Preceding them was Ryde’s Leading Fireman Alf Rees who departed around 01:00 with the Y9 trailer-pump hauled by the erstwhile coal lorry of Fireman Fountaine who drove, and crewed alongside firemen Bartrum and Hill. Arriving at East Cowes they were held up at an RVP at the Town Hall before receiving the order from Company Officer Max Heller to proceed to the apron of the floating brigade. Their task there was to set the pump into the river and create a single line water-relay. Once the supply to the desired position was achieved Alf directed his crew to set up a second delivery and without further orders he took the decision to get directly involved in fighting the many fires in the houses and other buildings in the immediate vicinity of the pump. They sustained their ceaseless pumping and firefighting operation for a straight ten hours, receiving welcome sustenance from the plucky WVS.
With the bombers having withdrawn back to their fields in vanquished northern France the rescuers could at least operate without fear of further attack. However a number of UXB’s were of considerable concern and none more so than a unit of firemen from Sandown. Proceeding into the town they passed the gates to Osborne House, rounded the corner and were confronted with a large crater in which had tipped a Southern Vectis bus. Carefully they manipulated their pump around the obstacle and carried on to the Town Hall. Being ordered on to one of the blazing boatyards they began setting out their gear until a policeman came running at them shouting that they were positioned adjacent to an unexploded bomb. Fireman Healey clearly recalled; luckily for us we evacuated the site safely and went to work elsewhere in the town – that bomb exploded two hours later.

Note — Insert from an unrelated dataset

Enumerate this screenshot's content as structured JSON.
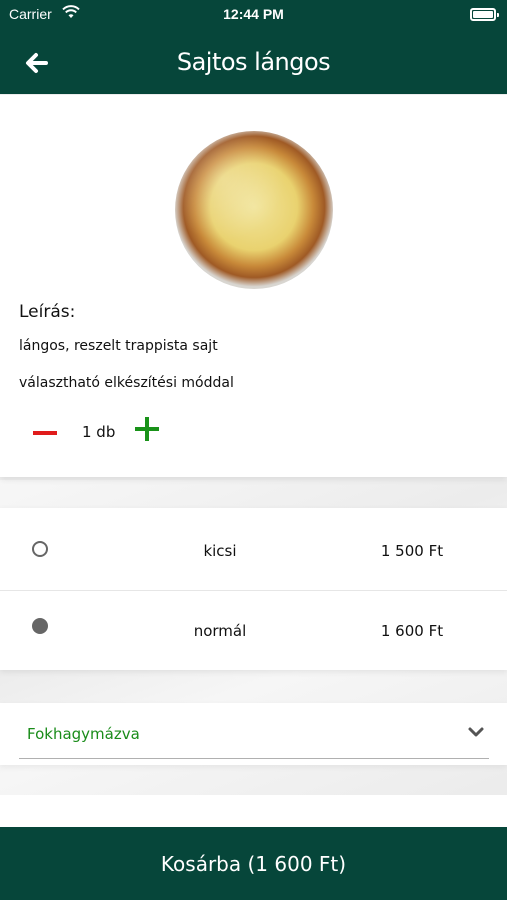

Company Officer Heller of Ryde had distributed his resources, and those of other stations that tumbled in to his sector, all along the East Cowes bank running parallel to Clarence Road right up to the turn into Minerva Road where the WVS had set up a catering van in the care of 63 year old Alice Hann, proprietor of a butchers shop at the junction of Clarence Road and Yarborough Road since her husband passed away. A principle hazard in Heller’s area was the gasworks adjacent to the East Cowes Sailing Club boathouse and coke store that burned furiously and in alarming proximity to the as yet undamaged gasholder. Further along, close to Minerva Road, Marvin’s yard was in a similarly perilous state and all pumps were thundering furiously to deliver water to men at the branches.
At the sailing club firemen Hilton, Mason, Goddard and Budden were desperate to prevent the gasholder exploding and endured high risk in doing so. They were joined by Ben Coles of the Saunders-Roe Home Guard who assisted at the branch but was shocked at one stage to find the firemen running from the scene in response to an alert of danger, leaving him struggling to control the weighty throw of water alone until he too saw sense in withdrawing.
However the four firemen between them returned to the fray and with such daring that two of them were later recommended for commendation. The testimony of Company Officer Heller, not a man to suffer fools gladly, formed part of the formal commendation documentation; the whole of the buildings were ablaze. A large store of coke was on fire and the fumes from a Plant were sweeping over the firemen as they were at work. Two lines of hose were in use and the operations had to be conducted from a narrow alley-way at the rear of a row of cottages. The men were out of sight from the road.
When I arrived on the scene, one of the firemen had just been overcome by the fumes and taken out into Clarence Road to recover. A second man was sick and the others were suffering severely through the effects of the fumes. I was at once approached with a request that permission be given for the men to withdrawn until breathing apparatus could be obtained owing to the danger of the fumes. I saw that the building against the gas-holder was well alight and that the flames were licking the side of the holder making it essential that the firefighting operations should be continued without delay.
Elementary First Aid precautions were taken using coverings for the mouth and the men were rallied. They then again attacked the fires and by good team work, coupled with extra strenuous efforts, the building that was on fire nearest to the gas-holder was concentrated upon and the fire was brought under control.
Further testimony was provided by a Mr R.E. Hannam; Choking fumes were coming from a burning heap of purifying materials on the water front of the gas works. Four men, who I believe were part of a Ryde crew, were in a particularly dangerous spot, working in a narrow lane at the rear of the cottages between J.S. White’s property and the gas works. Although almost overcome with the fumes they prevented the fire from spreading and eventually reached a large gasholder. Their action undoubtedly played a big part in saving the Gas Works.
Despite the many and varied efforts to save life and extinguish the fires, the ARP commander on the ground felt confident enough now that the bombers had withdrawn to despatch a message to HQ at 02:35 that; situ under general control.
Control of the units responding may have been achieved but there had been losses among the various members of the civil defence services. So far the losses to the fire service had been restricted to appliances, KYF 9113, KYF 9121 and KGW 9501 having been burned out.